Cook the Books features books from all kinds of genres, from chef memoirs to fiction featuring cooking or foodcentric themes, and participants offer up posts that discuss our current selection and their culinary creations inspired by their reading. I will be coordinating the roundup of submissions at the Cook the Books blog after tomorrow's deadline and then our guest judge, Jenna of the wonderfully entertaining blog, Literature and a Lens, will pick a winner.
Garden Spells is a lyrical blend of Southern Gothic and magical realism set in a small North Carolina town, where the Waverley clan has always had a certain reputation for odd powers. Elderly cousin Evanelle is driven to give people gifts which they later find out that they need and want, from Strawberry Pop-Tarts to bed linens, condoms and mango cutters. Caterer and night gardener Claire cooks up magical foods that have various properties, like the snapdragon casserole used to ward off the unwanted admiration of her hunky new neighbor. It would be a plot spoiler to let y'all know about the power that her wayward sister Sydney discovers that she possesses late in the book, but suffice it to say that all of the Waverley women have unusual talents. Even the family apple tree in the backyard has an ominous power: the ability to fling apples around, which, if eaten, will give the bearer a vision of the biggest event in his or her life. And bigger is not always better.
There were so many delicate and intriguing things that Claire cooks up in this book: lavender bread, crystallized pansies, violet white cake, lemon-verbena sorbet, and honeysuckle wine. Herbs and garden vegetables feature prominently in her sensual descriptions and it was a treat to read the excerpts from the Waverley kitchen journal at the rear of this book. Chive Blossoms will ensure you will win an argument and are an antidote for hurt feelings, and Nasturtiums are noted as promoting appetite in men (for sex or food, or both?) and for making women secretive.
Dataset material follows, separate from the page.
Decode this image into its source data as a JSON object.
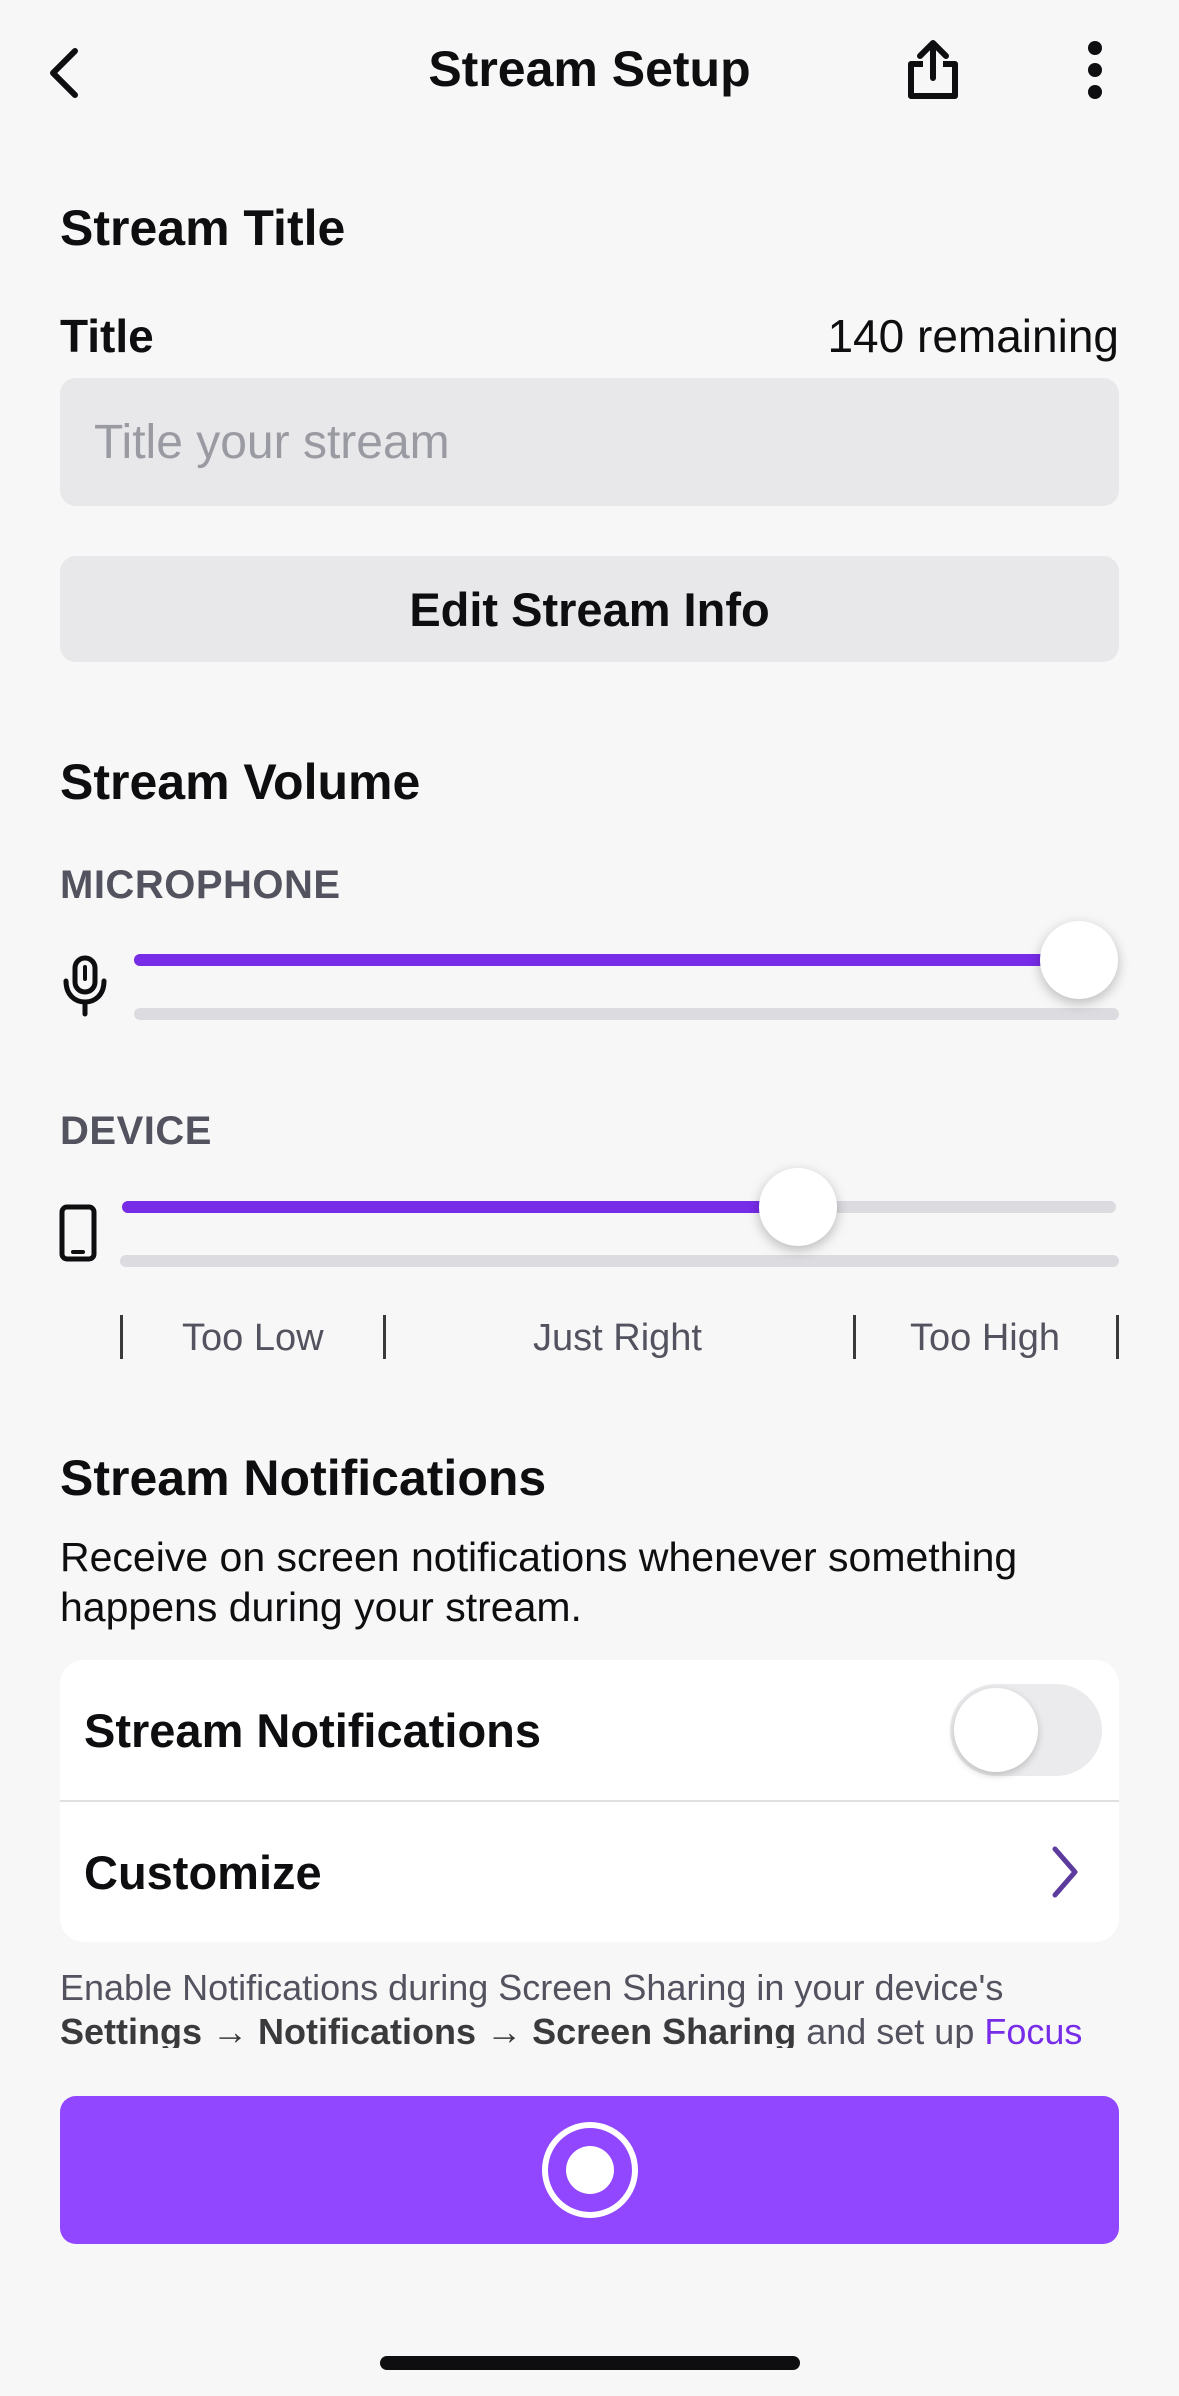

Very entertaining.
With a swath of long-blooming Bachelors Buttons in my vegetable patch, grown just for attracting pollinating insects (and because they're so easy to grow and are self-sowing), I was delighted to learn from this book that the petals are edible and, according to this book,
"Bachelor's buttons make people see sharper, helpful for finding thing like misplaced keys and hidden agendas"
Well, sez I, I could certainly use help in both these departments, so I plucked a handful of petals, and used them to garnish a salad gleaned right out of the Crispy summer garden: mixed lettuces, radishes soaked in rice vinegar and some sliced asparagus stalks. They really looked lovely as a garnish and I am making a note to remind myself to use them on top of my next Fourth of July dessert. They are so deeply blue.
I'll be posting the roundup of all the Garden Spells submissions over at the Cook the Books blog after tomorrow's deadline and encourage you to drop by and see all the different, creative interpretations of this dreamy novel that we've all cooked up.
Our August/September Cook the Books selection is A Homemade Life, by Molly Wizenberg, a collection of essays and recipes, compiled from her popular blog Orangette. Anyone is welcome to join in the fun for this and all future rounds of CTB by reading the selected book, and then blogging up your book commentary and a dish inspired from its pages.
Off to deliver some garden produce to my friends. Now, where'd I put those keys?